▸ Work to be completed: Sort through the listing below and keep each line with the word "JSON". Copy those.
*** Opening of Provided entries ***
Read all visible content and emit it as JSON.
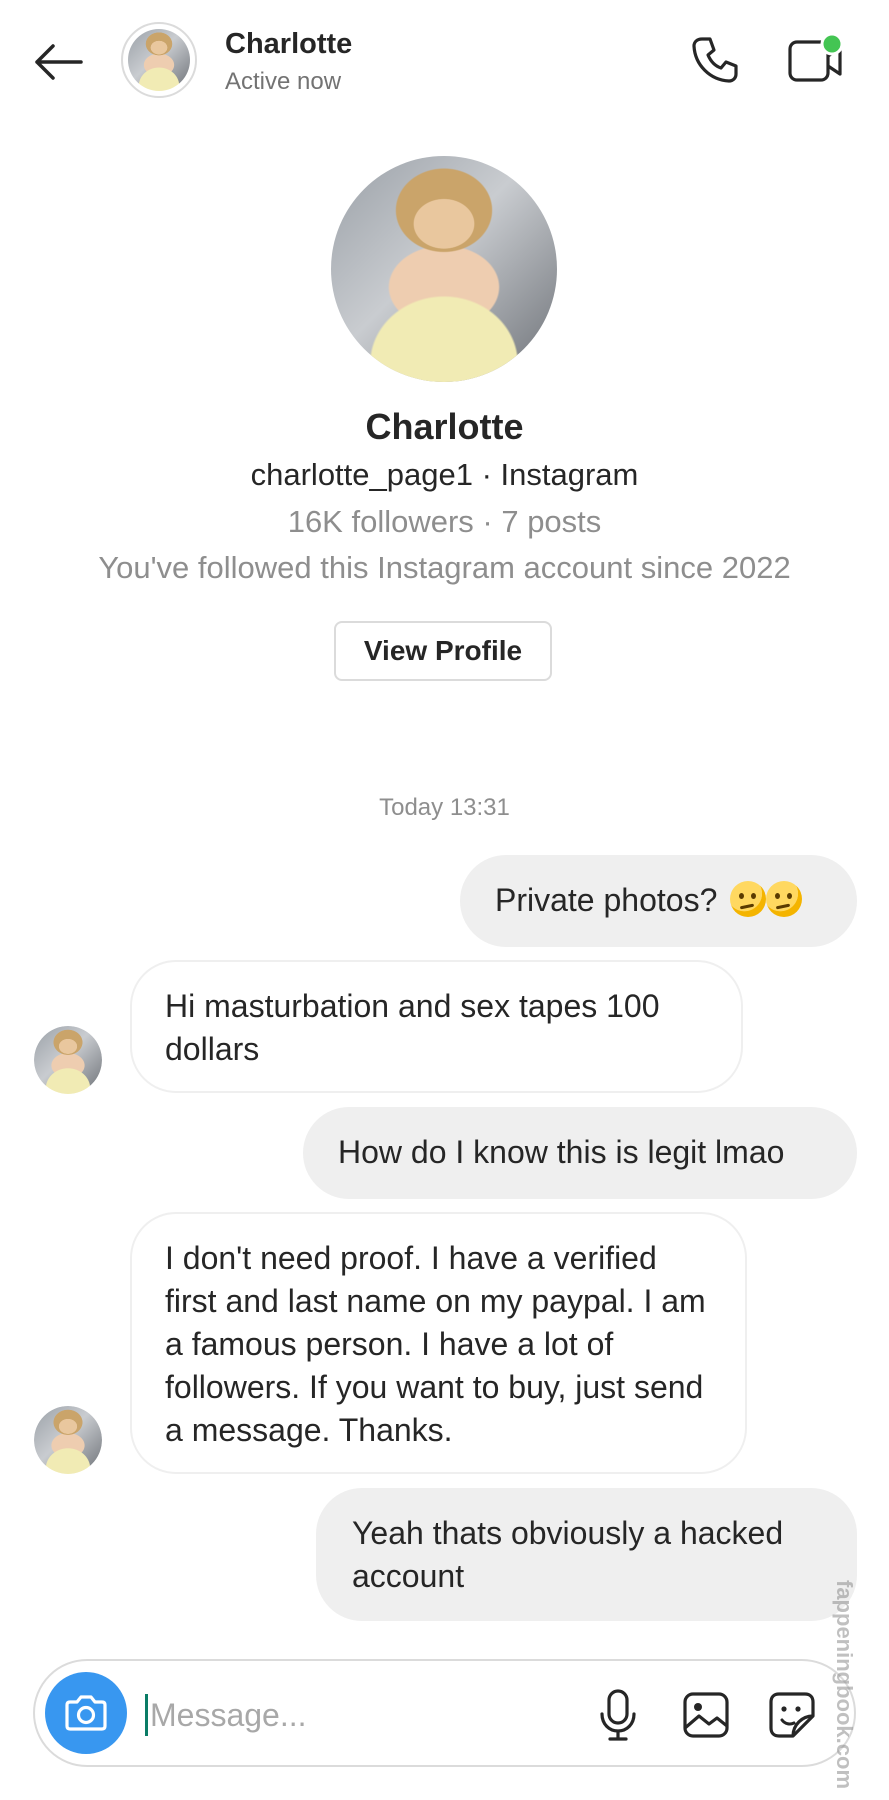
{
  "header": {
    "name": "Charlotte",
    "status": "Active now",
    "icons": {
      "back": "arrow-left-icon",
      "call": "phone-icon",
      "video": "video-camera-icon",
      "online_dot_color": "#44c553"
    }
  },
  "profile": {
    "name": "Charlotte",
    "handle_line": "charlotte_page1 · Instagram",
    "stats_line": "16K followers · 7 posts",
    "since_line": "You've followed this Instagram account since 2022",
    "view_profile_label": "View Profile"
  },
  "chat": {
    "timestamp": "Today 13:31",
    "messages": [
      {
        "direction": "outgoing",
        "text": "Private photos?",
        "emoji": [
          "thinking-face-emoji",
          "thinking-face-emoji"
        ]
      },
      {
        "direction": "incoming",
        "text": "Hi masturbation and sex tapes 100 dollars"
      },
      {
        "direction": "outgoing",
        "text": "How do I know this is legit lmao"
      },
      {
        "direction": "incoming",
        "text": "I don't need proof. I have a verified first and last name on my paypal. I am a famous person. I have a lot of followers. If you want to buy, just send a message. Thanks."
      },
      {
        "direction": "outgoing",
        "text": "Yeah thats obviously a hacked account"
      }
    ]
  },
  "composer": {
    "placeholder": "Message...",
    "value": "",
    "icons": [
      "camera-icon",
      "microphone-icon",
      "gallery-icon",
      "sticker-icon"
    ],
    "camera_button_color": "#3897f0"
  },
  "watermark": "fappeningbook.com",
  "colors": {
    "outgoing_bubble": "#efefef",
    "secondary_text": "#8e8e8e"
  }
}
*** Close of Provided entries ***
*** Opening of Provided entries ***
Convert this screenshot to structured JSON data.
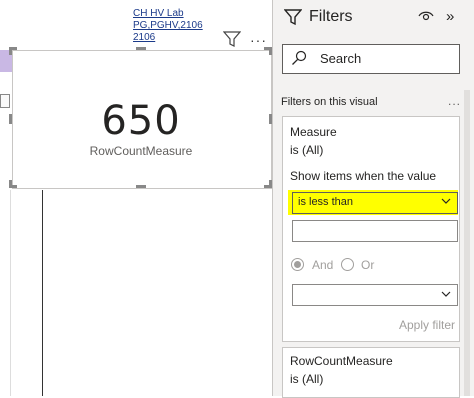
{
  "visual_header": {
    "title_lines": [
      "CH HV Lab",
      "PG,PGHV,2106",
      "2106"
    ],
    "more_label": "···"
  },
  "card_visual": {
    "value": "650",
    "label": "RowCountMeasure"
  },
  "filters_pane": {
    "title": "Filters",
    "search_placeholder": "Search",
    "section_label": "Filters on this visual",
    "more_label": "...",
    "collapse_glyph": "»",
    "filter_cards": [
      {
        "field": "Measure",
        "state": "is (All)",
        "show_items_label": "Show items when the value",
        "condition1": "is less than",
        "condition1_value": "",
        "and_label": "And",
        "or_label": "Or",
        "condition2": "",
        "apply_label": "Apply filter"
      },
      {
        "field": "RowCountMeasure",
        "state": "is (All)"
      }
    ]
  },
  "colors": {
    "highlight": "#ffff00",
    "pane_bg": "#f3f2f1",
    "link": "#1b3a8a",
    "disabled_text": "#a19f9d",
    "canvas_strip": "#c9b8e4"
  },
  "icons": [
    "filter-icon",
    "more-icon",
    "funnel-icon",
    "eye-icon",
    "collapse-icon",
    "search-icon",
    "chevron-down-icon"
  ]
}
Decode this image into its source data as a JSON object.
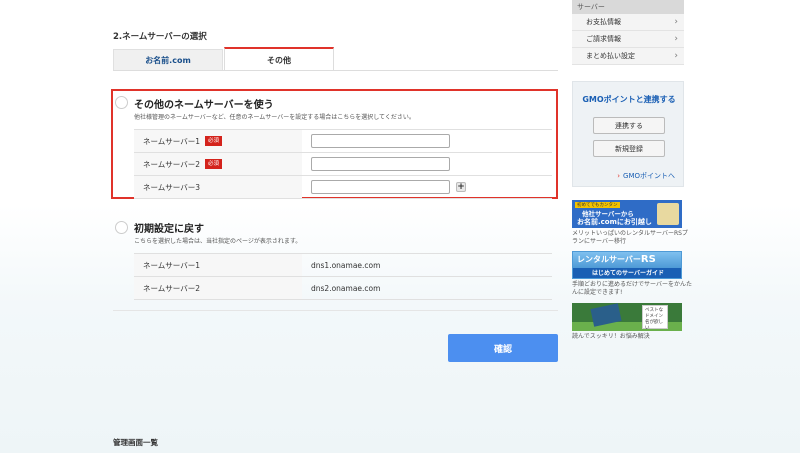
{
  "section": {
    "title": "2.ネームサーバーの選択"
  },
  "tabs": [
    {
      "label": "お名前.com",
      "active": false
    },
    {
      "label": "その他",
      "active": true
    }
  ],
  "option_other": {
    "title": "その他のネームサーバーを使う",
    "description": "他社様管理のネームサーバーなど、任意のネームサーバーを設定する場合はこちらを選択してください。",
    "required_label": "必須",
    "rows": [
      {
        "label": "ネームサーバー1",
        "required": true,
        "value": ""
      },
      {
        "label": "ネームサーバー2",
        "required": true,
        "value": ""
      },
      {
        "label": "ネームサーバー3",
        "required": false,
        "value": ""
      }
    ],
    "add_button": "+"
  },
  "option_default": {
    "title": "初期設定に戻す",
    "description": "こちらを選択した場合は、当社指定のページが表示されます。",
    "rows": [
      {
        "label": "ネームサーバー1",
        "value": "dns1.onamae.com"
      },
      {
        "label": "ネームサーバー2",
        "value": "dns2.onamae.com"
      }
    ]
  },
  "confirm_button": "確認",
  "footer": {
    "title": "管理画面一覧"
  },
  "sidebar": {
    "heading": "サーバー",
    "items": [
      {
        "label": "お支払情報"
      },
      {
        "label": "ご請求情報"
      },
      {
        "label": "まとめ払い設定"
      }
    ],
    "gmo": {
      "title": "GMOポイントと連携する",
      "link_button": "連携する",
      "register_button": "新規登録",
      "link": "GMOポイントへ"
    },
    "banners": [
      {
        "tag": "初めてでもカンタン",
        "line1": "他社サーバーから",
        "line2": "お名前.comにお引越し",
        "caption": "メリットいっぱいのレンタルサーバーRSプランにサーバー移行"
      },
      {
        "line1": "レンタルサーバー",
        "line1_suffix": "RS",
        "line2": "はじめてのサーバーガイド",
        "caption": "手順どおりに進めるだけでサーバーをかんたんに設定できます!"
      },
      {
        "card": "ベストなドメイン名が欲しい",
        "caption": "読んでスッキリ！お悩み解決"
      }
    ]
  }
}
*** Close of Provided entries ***
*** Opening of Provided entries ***
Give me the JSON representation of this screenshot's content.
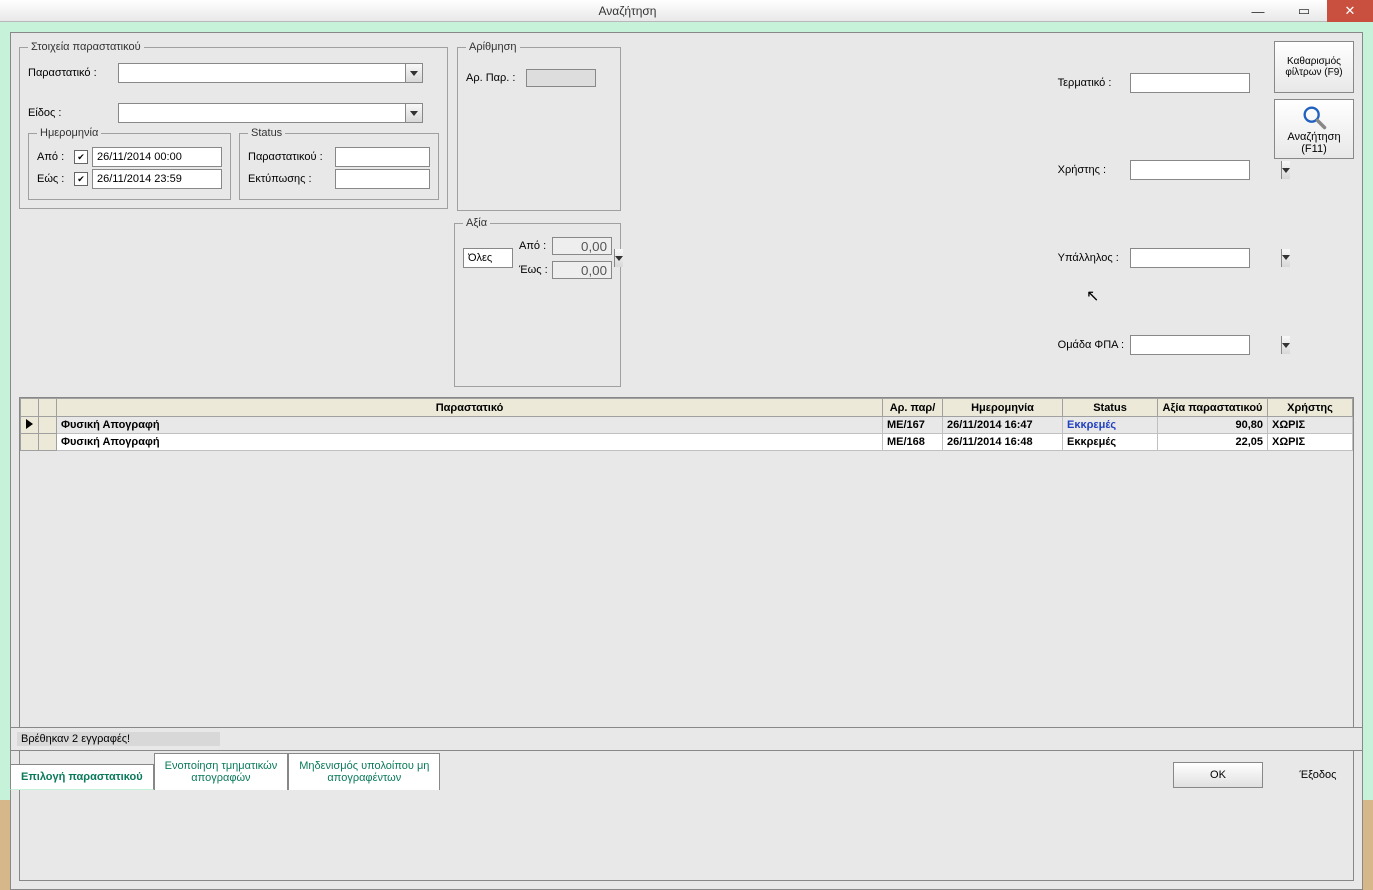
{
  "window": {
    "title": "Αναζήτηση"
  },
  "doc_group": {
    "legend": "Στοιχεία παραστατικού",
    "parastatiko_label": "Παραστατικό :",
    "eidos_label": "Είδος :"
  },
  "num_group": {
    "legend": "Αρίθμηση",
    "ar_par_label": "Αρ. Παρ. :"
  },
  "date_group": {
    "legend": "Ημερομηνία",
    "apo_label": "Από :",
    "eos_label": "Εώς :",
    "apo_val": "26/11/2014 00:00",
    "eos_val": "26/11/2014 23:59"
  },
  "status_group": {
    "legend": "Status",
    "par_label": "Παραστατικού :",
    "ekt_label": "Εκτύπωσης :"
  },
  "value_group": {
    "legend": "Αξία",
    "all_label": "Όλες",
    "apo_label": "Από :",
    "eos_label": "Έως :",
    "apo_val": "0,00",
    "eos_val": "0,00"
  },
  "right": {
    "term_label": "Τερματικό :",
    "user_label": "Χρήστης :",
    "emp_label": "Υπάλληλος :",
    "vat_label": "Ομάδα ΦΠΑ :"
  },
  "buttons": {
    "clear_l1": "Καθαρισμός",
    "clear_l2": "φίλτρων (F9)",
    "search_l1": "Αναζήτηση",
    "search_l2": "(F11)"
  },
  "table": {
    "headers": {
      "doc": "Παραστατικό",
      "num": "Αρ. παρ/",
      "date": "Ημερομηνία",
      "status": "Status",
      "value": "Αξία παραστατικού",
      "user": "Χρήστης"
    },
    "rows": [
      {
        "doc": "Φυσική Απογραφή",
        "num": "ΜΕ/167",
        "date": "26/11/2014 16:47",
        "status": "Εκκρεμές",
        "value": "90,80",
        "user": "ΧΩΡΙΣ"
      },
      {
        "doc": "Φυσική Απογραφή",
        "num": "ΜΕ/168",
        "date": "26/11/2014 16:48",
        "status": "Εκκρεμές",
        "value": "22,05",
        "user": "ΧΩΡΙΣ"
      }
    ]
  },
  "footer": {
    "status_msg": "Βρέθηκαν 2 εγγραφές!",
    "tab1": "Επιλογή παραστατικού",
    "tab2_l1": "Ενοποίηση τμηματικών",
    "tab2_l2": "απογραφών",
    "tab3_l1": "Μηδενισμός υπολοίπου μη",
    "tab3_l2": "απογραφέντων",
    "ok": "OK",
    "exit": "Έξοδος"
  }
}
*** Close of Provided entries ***
▸ Your solution:
Read all visible content and emit it as JSON.
Convert this screenshot to structured JSON data.
Decode this image into its source data as a JSON object.
Give me the JSON representation of this screenshot's content.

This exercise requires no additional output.